[Component data from apps and pages]
* * * * *

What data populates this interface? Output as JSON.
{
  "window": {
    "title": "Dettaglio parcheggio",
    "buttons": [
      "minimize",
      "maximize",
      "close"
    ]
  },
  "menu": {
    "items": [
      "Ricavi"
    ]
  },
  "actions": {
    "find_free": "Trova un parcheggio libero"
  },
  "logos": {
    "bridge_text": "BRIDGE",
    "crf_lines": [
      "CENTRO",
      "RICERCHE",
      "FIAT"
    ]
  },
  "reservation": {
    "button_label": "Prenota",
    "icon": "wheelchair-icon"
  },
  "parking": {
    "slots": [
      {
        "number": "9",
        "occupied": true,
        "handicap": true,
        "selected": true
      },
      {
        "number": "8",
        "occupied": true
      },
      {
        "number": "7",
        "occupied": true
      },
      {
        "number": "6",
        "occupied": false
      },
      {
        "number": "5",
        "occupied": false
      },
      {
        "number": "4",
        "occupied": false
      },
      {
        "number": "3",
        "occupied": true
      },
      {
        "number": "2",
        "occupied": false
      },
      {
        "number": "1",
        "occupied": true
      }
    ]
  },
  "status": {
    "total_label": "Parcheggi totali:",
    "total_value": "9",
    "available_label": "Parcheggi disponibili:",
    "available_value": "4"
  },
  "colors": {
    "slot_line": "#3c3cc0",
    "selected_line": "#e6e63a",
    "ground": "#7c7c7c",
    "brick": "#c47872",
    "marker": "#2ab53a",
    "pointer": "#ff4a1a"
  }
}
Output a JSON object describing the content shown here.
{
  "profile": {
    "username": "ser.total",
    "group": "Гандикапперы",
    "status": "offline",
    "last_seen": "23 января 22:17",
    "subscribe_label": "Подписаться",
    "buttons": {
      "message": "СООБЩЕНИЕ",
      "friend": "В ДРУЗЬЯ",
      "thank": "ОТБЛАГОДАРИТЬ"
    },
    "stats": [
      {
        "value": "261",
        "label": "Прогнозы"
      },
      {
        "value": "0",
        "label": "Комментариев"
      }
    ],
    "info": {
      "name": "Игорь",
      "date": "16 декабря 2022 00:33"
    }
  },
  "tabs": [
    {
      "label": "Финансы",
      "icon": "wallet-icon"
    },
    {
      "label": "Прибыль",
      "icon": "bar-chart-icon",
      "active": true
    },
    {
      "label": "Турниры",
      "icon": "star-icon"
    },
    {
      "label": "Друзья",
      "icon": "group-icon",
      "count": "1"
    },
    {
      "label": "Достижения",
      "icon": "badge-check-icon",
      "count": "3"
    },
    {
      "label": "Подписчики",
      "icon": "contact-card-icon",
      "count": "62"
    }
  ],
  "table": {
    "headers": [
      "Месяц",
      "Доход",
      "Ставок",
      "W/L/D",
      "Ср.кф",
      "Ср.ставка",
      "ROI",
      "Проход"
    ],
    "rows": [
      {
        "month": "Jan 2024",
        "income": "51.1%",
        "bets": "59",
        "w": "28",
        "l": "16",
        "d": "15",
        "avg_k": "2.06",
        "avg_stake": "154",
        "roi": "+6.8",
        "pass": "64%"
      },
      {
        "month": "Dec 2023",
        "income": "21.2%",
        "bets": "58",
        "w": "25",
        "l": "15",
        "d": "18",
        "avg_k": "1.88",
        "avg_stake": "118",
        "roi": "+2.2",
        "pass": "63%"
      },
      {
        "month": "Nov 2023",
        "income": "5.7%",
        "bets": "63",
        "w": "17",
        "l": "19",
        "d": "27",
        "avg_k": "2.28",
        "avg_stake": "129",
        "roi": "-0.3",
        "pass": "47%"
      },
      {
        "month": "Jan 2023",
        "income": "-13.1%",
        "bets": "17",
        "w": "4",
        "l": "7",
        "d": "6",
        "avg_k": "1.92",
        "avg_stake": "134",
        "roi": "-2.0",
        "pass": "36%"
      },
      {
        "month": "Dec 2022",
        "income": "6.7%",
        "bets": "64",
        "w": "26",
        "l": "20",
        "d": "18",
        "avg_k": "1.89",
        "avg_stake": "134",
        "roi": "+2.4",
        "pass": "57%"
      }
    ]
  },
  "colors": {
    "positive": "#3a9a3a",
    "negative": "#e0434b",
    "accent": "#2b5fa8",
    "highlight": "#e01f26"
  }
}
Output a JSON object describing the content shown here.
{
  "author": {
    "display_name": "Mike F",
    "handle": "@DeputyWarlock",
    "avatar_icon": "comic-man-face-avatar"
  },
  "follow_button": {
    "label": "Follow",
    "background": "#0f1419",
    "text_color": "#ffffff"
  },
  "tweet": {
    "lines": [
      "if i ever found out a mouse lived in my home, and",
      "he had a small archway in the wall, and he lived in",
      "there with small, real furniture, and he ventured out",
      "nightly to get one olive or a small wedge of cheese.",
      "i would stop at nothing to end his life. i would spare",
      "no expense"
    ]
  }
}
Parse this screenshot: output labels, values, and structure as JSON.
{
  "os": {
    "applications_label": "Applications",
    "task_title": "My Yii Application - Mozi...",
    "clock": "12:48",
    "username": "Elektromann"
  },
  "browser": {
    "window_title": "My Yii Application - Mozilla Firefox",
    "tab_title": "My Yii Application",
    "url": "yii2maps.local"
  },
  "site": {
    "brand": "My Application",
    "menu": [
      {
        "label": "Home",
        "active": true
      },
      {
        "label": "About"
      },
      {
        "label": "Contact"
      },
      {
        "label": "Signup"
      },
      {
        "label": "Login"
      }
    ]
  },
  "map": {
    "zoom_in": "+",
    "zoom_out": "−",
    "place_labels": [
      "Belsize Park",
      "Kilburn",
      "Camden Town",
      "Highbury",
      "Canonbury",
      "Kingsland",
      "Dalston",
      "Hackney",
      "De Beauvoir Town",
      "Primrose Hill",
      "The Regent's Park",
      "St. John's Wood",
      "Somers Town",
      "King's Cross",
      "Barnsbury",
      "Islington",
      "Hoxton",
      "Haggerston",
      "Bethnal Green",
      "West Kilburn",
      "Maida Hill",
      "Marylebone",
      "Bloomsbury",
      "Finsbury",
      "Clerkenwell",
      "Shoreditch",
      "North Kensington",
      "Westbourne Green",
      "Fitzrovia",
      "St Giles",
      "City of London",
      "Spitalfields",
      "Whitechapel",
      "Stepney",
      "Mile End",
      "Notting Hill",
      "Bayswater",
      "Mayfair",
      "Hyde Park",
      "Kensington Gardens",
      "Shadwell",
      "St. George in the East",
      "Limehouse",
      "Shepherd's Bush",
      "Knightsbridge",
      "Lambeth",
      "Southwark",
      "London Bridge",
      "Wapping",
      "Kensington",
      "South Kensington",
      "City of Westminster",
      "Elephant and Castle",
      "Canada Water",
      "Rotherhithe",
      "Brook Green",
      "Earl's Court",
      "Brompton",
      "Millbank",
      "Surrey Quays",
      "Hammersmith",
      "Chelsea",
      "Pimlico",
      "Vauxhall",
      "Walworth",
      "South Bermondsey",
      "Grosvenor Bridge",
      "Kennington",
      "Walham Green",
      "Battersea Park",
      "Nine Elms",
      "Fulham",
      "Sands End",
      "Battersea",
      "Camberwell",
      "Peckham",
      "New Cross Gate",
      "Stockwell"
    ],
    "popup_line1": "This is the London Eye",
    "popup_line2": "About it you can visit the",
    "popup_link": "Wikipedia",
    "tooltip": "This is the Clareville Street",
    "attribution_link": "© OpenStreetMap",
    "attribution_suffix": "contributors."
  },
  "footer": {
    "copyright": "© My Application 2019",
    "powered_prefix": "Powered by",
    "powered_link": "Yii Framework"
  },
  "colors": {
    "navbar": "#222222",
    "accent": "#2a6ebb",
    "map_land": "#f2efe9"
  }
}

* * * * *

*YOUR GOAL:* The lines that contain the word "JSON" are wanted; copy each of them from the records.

*SOLVED EXERCISE:*
What data populates this interface? Output as JSON.
Output a JSON object describing the content shown here.
Output a JSON object describing the content shown here.
Parse this screenshot: output labels, values, and structure as JSON.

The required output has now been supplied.